* [Problem]: All records should be written out again exactly.

[Data records for software interfaces]
──────────
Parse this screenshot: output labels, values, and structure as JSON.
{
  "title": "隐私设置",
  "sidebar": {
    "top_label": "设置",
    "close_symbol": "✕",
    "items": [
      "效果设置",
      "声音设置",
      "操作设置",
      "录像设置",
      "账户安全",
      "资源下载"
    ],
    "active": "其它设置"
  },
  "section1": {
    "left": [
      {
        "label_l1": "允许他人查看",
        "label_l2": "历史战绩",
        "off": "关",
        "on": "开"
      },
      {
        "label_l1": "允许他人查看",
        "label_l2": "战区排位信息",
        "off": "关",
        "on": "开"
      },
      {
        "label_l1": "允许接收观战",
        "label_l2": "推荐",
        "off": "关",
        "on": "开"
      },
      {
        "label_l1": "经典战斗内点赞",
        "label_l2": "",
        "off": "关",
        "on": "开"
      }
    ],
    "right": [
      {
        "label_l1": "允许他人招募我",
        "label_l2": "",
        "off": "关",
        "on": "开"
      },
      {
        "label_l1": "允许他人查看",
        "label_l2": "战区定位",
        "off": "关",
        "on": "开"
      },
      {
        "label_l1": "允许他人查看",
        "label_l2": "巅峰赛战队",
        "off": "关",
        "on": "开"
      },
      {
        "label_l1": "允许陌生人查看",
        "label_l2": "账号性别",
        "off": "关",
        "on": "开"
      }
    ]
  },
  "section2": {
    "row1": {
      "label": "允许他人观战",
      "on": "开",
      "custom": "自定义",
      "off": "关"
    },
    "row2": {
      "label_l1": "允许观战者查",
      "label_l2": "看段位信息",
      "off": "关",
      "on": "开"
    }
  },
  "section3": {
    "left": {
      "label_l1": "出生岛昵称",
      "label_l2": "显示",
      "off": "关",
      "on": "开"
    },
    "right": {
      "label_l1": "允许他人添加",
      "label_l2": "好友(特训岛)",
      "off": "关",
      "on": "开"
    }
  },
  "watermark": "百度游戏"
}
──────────
* [Answer box]:
Parse this screenshot: output labels, values, and structure as JSON.
{
  "title": "隐私设置",
  "sidebar": {
    "top_label": "设置",
    "close_symbol": "✕",
    "items": [
      "效果设置",
      "声音设置",
      "操作设置",
      "录像设置",
      "账户安全",
      "资源下载"
    ],
    "active": "其它设置"
  },
  "section1": {
    "left": [
      {
        "label_l1": "允许他人查看",
        "label_l2": "历史战绩",
        "off": "关",
        "on": "开"
      },
      {
        "label_l1": "允许他人查看",
        "label_l2": "战区排位信息",
        "off": "关",
        "on": "开"
      },
      {
        "label_l1": "允许接收观战",
        "label_l2": "推荐",
        "off": "关",
        "on": "开"
      },
      {
        "label_l1": "经典战斗内点赞",
        "label_l2": "",
        "off": "关",
        "on": "开"
      }
    ],
    "right": [
      {
        "label_l1": "允许他人招募我",
        "label_l2": "",
        "off": "关",
        "on": "开"
      },
      {
        "label_l1": "允许他人查看",
        "label_l2": "战区定位",
        "off": "关",
        "on": "开"
      },
      {
        "label_l1": "允许他人查看",
        "label_l2": "巅峰赛战队",
        "off": "关",
        "on": "开"
      },
      {
        "label_l1": "允许陌生人查看",
        "label_l2": "账号性别",
        "off": "关",
        "on": "开"
      }
    ]
  },
  "section2": {
    "row1": {
      "label": "允许他人观战",
      "on": "开",
      "custom": "自定义",
      "off": "关"
    },
    "row2": {
      "label_l1": "允许观战者查",
      "label_l2": "看段位信息",
      "off": "关",
      "on": "开"
    }
  },
  "section3": {
    "left": {
      "label_l1": "出生岛昵称",
      "label_l2": "显示",
      "off": "关",
      "on": "开"
    },
    "right": {
      "label_l1": "允许他人添加",
      "label_l2": "好友(特训岛)",
      "off": "关",
      "on": "开"
    }
  },
  "watermark": "百度游戏"
}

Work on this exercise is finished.